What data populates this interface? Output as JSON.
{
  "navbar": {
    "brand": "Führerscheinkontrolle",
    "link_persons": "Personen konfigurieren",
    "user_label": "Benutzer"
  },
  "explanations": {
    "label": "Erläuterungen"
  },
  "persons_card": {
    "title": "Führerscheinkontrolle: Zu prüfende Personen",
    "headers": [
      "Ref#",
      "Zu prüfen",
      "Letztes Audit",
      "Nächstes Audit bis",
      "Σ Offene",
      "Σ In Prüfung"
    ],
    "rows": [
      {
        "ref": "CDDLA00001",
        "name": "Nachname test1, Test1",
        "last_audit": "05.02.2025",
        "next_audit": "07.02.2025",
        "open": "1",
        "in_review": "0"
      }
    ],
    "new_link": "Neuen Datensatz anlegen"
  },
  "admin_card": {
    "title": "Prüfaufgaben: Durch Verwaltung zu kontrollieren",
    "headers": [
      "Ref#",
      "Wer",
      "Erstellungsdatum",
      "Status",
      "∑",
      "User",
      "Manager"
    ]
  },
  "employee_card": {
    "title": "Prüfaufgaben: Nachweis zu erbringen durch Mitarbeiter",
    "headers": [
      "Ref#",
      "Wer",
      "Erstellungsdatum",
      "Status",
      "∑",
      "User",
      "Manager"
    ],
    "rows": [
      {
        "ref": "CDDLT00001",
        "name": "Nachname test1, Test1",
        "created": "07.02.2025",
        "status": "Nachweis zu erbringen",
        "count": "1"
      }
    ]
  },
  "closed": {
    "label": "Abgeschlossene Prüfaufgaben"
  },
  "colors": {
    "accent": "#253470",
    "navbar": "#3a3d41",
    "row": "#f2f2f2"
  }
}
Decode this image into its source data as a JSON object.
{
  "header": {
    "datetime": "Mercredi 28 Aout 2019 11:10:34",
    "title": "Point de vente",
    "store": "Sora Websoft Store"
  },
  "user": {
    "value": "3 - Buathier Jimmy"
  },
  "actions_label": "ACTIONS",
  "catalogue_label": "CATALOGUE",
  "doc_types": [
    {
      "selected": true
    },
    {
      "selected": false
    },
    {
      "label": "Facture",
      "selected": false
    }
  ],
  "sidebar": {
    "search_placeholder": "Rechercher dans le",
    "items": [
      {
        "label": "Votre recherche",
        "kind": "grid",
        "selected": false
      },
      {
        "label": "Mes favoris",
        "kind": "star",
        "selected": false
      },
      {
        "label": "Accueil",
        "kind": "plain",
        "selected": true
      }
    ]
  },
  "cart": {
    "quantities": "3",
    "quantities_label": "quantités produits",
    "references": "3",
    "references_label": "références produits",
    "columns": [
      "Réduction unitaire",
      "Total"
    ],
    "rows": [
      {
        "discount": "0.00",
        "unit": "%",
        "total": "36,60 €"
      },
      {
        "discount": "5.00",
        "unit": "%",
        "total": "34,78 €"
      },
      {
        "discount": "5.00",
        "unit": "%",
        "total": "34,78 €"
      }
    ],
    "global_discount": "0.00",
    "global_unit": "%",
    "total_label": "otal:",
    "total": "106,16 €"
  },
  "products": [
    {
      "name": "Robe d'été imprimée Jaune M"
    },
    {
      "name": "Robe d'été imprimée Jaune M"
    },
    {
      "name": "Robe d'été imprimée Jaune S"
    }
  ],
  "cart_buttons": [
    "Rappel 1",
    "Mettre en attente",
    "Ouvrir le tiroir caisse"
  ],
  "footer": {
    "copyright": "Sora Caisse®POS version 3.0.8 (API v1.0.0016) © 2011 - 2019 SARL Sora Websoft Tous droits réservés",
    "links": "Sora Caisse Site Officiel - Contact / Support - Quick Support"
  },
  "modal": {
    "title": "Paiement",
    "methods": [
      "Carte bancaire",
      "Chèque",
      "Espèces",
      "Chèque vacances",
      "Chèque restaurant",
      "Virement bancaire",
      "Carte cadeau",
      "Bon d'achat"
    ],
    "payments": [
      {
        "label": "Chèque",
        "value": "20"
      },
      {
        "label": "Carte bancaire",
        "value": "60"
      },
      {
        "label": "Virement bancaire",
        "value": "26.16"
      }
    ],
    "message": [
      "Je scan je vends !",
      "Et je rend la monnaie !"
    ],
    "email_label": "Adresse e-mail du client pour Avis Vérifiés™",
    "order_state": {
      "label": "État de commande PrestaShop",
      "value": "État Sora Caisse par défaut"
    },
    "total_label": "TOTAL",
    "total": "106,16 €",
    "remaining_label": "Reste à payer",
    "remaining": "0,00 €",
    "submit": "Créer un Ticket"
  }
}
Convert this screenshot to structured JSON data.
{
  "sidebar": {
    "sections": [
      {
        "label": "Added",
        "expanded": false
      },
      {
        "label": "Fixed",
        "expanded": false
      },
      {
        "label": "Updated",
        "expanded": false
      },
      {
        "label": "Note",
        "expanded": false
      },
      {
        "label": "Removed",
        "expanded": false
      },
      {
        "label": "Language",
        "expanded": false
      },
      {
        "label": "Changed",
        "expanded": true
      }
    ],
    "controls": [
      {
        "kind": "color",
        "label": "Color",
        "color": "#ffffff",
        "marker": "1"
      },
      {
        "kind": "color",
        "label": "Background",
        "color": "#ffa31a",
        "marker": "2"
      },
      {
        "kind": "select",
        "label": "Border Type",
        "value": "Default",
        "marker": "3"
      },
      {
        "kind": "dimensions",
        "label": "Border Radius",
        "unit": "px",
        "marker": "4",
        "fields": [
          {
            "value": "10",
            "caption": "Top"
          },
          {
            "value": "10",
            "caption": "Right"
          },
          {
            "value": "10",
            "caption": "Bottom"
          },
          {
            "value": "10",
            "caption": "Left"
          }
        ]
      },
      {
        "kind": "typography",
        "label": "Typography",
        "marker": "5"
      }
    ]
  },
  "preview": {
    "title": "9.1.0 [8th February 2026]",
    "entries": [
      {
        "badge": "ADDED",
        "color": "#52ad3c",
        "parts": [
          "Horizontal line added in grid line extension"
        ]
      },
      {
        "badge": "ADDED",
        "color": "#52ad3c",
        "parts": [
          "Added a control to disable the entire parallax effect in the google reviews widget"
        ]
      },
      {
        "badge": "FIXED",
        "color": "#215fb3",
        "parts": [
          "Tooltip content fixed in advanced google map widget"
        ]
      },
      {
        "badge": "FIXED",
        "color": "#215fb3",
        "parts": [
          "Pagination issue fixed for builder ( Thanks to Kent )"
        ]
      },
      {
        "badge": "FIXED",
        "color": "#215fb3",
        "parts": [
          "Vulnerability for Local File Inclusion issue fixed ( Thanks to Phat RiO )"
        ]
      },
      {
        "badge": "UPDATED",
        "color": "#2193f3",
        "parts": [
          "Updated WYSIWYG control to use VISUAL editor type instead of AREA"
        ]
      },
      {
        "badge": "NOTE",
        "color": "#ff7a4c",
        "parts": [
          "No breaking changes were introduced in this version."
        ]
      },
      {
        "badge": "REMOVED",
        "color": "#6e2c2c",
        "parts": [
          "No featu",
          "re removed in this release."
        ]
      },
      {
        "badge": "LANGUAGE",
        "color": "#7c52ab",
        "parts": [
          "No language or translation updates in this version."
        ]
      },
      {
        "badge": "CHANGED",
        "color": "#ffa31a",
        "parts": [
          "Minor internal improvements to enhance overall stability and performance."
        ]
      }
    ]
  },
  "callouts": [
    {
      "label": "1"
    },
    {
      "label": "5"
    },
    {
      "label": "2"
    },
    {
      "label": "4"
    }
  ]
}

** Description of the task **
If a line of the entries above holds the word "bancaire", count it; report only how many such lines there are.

** Output for this task **
4